Items listed in a dataset
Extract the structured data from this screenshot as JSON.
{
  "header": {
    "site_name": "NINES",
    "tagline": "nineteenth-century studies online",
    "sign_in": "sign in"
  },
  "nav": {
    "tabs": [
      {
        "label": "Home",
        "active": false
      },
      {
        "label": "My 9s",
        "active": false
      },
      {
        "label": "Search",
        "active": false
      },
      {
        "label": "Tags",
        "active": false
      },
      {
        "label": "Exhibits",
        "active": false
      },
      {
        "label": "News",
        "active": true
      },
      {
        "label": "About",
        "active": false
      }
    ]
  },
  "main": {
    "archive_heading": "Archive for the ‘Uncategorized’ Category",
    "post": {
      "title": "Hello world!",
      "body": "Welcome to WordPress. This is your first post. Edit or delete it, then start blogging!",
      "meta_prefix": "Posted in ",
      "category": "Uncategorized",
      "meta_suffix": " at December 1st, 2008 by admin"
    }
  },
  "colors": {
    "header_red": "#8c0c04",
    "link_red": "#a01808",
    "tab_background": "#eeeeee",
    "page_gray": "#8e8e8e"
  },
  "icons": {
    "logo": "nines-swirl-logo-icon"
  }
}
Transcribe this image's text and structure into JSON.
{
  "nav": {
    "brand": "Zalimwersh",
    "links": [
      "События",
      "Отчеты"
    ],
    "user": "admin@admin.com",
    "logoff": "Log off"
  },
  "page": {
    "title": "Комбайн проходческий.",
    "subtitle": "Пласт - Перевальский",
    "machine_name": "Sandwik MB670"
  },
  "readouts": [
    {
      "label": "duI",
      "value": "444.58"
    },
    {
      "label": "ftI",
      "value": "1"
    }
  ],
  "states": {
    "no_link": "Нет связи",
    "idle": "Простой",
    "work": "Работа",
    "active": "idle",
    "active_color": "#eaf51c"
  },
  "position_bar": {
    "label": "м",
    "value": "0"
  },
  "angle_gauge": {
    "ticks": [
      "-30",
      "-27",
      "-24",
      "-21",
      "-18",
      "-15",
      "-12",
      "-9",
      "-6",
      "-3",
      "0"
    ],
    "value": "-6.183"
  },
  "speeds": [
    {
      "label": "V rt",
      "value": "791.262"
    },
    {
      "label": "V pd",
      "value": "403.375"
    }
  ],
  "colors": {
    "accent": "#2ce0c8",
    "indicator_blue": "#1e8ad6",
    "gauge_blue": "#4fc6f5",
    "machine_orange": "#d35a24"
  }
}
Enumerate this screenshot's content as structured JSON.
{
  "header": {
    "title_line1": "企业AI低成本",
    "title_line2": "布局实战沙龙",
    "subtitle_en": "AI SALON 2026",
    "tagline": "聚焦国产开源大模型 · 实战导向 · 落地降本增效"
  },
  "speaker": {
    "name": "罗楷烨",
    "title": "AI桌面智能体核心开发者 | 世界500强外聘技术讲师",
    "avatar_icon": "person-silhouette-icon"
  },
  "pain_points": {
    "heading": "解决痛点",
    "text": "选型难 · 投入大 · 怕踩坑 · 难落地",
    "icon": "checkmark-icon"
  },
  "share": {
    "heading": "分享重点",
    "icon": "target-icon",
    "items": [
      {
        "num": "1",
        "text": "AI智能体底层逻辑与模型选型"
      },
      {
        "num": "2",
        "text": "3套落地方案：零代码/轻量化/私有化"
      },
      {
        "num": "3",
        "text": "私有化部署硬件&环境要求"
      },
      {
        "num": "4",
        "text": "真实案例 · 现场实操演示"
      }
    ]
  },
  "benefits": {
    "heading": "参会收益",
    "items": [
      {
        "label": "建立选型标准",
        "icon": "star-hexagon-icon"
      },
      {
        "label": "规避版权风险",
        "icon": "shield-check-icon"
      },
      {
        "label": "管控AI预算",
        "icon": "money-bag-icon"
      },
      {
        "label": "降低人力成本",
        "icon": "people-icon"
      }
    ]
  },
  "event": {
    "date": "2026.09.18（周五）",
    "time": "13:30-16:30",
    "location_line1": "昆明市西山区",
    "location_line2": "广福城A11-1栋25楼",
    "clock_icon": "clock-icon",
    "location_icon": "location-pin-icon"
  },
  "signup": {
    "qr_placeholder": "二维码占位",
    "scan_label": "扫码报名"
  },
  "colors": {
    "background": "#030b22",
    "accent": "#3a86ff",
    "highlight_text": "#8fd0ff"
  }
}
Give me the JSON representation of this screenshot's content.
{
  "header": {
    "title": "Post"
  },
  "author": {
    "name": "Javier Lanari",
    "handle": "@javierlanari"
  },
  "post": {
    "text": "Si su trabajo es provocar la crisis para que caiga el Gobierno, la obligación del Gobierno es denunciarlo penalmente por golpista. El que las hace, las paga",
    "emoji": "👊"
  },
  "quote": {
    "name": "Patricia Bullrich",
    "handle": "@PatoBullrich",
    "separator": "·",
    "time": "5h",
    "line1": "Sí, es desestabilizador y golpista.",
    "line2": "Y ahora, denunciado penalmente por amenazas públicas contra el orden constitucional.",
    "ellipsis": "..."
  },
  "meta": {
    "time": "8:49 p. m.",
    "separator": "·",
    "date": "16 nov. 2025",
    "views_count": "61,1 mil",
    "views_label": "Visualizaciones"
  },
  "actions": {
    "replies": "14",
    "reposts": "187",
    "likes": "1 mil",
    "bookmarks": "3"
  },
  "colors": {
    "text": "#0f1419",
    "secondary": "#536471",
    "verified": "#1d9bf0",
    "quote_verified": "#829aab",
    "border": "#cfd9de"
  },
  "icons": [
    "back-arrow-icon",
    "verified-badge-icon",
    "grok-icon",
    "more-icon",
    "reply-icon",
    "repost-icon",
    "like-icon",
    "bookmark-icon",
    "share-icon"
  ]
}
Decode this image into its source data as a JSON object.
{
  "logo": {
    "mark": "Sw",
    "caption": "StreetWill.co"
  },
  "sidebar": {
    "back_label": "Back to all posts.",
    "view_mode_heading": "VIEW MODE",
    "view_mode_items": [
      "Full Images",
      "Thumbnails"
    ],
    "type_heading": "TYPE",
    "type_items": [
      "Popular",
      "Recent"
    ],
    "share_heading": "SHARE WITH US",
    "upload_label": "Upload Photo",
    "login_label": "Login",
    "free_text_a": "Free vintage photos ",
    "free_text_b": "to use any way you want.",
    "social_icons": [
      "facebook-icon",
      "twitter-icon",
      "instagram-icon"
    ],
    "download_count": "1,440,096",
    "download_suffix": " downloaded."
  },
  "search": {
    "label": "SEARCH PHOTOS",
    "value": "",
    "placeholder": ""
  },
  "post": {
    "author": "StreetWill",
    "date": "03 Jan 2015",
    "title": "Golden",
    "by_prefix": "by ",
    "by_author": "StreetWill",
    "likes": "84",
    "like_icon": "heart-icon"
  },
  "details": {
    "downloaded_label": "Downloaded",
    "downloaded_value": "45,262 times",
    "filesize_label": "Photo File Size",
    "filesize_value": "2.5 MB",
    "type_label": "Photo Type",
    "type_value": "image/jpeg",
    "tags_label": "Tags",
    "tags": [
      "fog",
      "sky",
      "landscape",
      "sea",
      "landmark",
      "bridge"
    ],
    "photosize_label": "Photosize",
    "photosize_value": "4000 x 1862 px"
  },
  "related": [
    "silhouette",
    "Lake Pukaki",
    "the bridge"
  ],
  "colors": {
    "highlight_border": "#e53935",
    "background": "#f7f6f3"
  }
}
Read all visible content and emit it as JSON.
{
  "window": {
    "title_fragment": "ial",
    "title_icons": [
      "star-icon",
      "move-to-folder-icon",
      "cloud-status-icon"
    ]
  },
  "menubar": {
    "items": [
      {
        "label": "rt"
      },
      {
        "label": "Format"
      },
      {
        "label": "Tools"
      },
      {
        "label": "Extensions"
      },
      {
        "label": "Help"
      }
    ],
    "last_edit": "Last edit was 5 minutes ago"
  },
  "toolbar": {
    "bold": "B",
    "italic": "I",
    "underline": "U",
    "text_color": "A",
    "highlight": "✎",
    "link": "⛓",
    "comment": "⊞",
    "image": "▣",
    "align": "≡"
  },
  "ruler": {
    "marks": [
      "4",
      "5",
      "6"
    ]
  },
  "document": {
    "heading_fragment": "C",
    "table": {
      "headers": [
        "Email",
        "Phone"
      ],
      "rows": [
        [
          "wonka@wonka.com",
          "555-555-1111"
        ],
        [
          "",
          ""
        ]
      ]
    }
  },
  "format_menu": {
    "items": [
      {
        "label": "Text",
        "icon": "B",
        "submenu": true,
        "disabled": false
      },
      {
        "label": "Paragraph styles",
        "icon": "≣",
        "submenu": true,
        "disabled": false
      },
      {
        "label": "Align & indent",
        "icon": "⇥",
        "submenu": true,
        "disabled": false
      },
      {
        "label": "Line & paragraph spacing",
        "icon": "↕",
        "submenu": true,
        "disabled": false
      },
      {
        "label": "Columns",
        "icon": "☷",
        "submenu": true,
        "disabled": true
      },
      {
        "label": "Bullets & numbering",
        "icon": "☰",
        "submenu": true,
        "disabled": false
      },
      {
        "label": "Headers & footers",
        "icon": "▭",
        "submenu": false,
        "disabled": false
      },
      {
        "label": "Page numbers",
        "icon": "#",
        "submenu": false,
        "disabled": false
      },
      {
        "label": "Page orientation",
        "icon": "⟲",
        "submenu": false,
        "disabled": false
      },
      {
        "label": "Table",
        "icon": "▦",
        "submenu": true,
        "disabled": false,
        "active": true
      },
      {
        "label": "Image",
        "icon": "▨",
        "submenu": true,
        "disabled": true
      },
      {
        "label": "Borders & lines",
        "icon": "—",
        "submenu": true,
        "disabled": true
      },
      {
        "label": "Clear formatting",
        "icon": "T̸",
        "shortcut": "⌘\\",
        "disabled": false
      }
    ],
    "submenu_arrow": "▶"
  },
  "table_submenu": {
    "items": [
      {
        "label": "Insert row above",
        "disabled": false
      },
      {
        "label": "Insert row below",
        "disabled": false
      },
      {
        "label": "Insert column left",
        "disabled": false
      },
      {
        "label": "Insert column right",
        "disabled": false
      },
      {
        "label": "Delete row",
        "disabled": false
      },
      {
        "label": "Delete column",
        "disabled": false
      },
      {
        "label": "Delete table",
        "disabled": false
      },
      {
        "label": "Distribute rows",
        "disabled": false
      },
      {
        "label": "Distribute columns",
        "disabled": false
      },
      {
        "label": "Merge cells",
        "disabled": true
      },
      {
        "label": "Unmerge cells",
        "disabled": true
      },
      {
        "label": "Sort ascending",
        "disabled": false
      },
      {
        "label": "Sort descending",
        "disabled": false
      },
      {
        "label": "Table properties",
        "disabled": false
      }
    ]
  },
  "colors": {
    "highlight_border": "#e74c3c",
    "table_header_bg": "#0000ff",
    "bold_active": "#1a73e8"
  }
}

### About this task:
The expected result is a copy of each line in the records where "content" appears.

### Written answer:
Enumerate this screenshot's content as structured JSON.
Give me the JSON representation of this screenshot's content.
Read all visible content and emit it as JSON.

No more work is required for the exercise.